Data records for software interfaces:
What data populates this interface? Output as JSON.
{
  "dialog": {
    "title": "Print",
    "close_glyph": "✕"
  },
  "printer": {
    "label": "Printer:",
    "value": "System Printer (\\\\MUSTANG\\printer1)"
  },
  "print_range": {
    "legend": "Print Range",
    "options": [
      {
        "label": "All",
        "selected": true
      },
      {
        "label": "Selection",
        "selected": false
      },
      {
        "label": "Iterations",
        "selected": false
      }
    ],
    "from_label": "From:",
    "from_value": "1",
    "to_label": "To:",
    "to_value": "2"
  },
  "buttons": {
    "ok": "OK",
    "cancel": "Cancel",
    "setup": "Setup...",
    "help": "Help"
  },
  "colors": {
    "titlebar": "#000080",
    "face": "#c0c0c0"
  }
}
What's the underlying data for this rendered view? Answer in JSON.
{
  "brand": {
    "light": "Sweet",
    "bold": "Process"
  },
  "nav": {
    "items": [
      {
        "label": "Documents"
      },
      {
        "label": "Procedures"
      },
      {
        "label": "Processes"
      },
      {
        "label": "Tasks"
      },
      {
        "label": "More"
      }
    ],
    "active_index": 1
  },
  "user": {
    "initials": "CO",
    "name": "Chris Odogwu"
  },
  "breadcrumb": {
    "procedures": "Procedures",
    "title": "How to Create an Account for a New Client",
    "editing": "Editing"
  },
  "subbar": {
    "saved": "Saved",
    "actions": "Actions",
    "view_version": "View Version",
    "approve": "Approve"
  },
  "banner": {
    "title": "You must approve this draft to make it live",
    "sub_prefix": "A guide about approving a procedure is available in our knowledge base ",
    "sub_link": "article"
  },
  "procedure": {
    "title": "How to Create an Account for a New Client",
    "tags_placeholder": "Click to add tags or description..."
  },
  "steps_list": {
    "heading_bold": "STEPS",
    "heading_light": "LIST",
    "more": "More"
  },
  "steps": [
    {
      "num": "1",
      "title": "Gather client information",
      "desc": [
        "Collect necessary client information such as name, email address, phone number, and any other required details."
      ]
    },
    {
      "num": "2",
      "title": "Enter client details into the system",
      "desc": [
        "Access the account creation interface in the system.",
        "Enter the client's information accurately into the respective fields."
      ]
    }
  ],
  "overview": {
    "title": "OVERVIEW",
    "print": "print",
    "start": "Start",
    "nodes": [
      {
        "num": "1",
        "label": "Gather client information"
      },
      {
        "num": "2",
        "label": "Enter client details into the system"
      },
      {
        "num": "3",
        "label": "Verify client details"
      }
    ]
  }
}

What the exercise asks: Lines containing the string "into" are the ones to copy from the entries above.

The completed task:
      "title": "Enter client details into the system",
        "Enter the client's information accurately into the respective fields."
        "label": "Enter client details into the system"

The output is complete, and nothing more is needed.